* _AVAILABLE DATA_:
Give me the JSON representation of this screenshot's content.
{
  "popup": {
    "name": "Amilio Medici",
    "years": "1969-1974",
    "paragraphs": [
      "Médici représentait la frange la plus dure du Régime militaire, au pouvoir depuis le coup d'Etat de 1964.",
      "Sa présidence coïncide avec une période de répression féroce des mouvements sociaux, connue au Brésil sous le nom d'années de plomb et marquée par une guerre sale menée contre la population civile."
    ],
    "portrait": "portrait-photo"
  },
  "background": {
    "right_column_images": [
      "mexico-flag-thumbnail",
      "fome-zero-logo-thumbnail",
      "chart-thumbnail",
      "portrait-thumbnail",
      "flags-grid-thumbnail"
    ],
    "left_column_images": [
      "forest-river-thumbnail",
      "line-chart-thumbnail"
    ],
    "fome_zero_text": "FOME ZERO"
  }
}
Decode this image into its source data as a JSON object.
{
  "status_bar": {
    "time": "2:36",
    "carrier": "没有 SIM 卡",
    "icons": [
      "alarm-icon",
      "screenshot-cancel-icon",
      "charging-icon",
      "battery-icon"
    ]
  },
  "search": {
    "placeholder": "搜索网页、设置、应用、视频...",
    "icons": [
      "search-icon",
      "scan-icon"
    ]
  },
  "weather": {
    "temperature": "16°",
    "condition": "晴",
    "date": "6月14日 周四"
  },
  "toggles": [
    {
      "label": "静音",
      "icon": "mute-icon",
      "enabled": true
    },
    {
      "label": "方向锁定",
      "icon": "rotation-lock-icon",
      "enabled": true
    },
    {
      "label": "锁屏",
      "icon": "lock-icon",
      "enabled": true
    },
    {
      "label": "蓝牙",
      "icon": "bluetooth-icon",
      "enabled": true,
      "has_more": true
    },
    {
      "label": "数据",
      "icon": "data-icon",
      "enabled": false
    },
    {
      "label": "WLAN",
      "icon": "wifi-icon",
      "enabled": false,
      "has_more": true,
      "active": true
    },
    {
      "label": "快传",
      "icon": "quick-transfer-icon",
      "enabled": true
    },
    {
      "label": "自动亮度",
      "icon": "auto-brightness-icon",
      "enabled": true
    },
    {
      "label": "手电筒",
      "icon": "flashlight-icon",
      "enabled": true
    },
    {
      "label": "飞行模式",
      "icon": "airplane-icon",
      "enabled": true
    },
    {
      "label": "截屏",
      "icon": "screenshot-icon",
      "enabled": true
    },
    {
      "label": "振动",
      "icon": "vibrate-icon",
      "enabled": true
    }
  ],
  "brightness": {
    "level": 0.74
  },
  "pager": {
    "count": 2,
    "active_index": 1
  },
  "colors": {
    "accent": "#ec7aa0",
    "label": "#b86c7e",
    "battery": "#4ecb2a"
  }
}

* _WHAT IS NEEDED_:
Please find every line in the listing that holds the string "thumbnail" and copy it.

* _REPLY TO THE TASK_:
      "mexico-flag-thumbnail",
      "fome-zero-logo-thumbnail",
      "chart-thumbnail",
      "portrait-thumbnail",
      "flags-grid-thumbnail"
      "forest-river-thumbnail",
      "line-chart-thumbnail"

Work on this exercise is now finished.